For me, the tricky part about searching rolls is effectively channeling the rejects afterwards, and replacing them with new ones to search. One does not want bank tellers to groan when they see you coming, so you want to minimize how much you inconvenience them. I've selected one bank as the "dumping ground" for reject rolls.

I tore up many of my pumpkin vines two days ago, on Saturday. I left some healthy ones, with developing fruit, intact. Maybe there will be some late enough for Halloween after all. Also, it looks like the New England asters are getting ready to open a few early blooms. I love those girls.

Last night I had a dream that was sort of like the movie "Relic"; I was in this big museum and there was a giant bug creature that was stalking people. This sort of evolved into a second dream in which I was in a large, mazelike basement with a bunch of people, including a friend; we were fighting/outrunning zombies. The last part of the dream involved us trying to get through a flooded room that had zombies lurking in the murky water.

I did not knit this weekend, but I watched people knit for a while.

Thursday, August 10, 2006

Recent Developments

I still haven't knitted any.

Searched half-dollar rolls over the past few days; found two silver clad, plus a couple recently minted coins in good shape to fill holes in the album. I only need two more to complete my collection of Kennedy half dollar business stikes. Complete it to my satisfaction, anyway. Well, at least I can call it "complete," but I'm sure I'd still find ways to add to it. It never really ends.

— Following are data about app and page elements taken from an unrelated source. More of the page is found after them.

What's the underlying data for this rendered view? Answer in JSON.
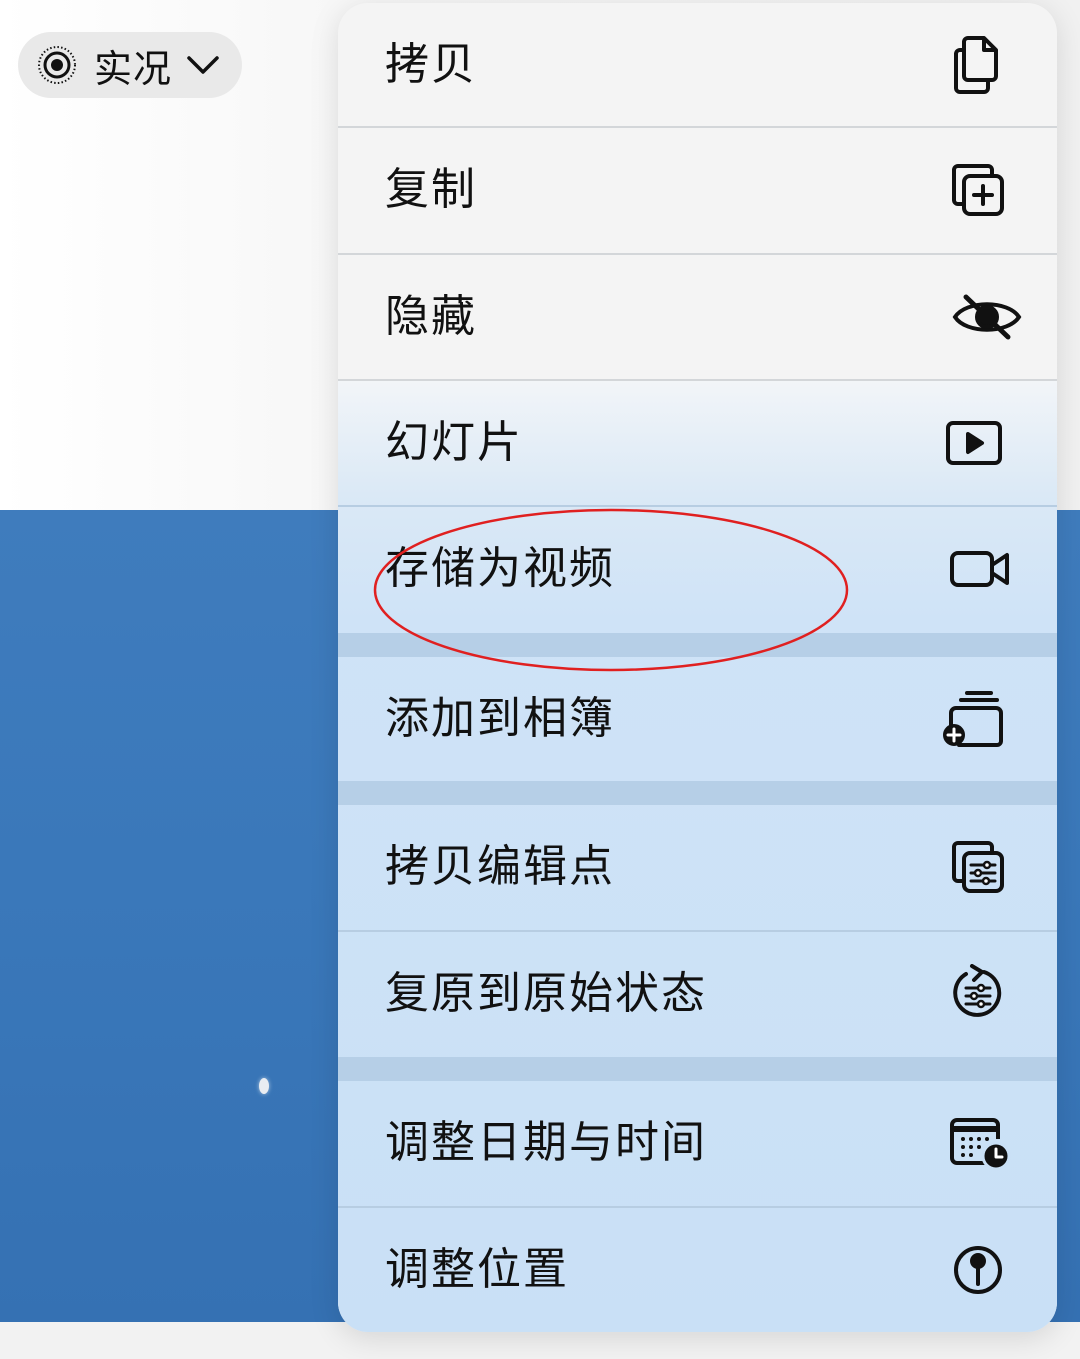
{
  "live": {
    "label": "实况",
    "icon": "live-photo-icon",
    "chevron": "chevron-down-icon"
  },
  "menu": {
    "items": [
      {
        "label": "拷贝",
        "icon": "copy-doc-icon"
      },
      {
        "label": "复制",
        "icon": "duplicate-plus-icon"
      },
      {
        "label": "隐藏",
        "icon": "eye-slash-icon"
      },
      {
        "label": "幻灯片",
        "icon": "play-rectangle-icon"
      },
      {
        "label": "存储为视频",
        "icon": "video-camera-icon"
      },
      {
        "label": "添加到相簿",
        "icon": "add-to-album-icon"
      },
      {
        "label": "拷贝编辑点",
        "icon": "copy-edits-icon"
      },
      {
        "label": "复原到原始状态",
        "icon": "revert-adjustments-icon"
      },
      {
        "label": "调整日期与时间",
        "icon": "calendar-clock-icon"
      },
      {
        "label": "调整位置",
        "icon": "location-pin-icon"
      }
    ]
  },
  "annotation": {
    "color": "#e02020",
    "target": "存储为视频"
  }
}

I delivered a pumpkin to C&H last night. They were appropriately appreciative ("Gee...thanks," and later, from another visitor to their house, "Why is there a pumpkin in your kitchen?") Maybe I'll start a campaign to get everyone to carve a jack-o'-lantern for Labor Day. There are more pumpkins ripening (or maybe rotting in this wretched heat) at this moment.

I've done no painting, either. Not in any form.

The cherry tomatoes are coming in strong, and the blackberries, though not plentiful from only one fairly new bush, are big and fat. I'll have to look for recipes that call for small amounts of blackberries, or make up my own.

Wednesday, August 09, 2006

I haven't done any knitting.
Do you know what a vecturist is? It's someone who collects transportation tokens. I only have a few transportation tokens, so I don't count.

That touches on one thing that fascinates me about coin collecting. Not only is there a seemingly infinite number of coins to collect, there is also an infinite variety of categories for collectors. And so much weird, out-of-the-way, esoteric, oddball corners to the hobby. There are even people who collect and study coin containers and display devices. Or so I've heard.

Tuesday, August 08, 2006

First Post; Tom Waits

I saw Tom Waits at the Louisville Palace last night. I went with Chris to the packed theatre. It was an evening dripping with coolness, despite the warm dishwatery air outside (we stood in line outside for quite a while). I'd been waiting just about 20 years to see Mr. Waits perform.

The only thing that could have been improved upon was our seats. We were in the back row of the balcony, so Waits was a little spastic figure far below us. Also, our knees were cramped.

But it was wonderful.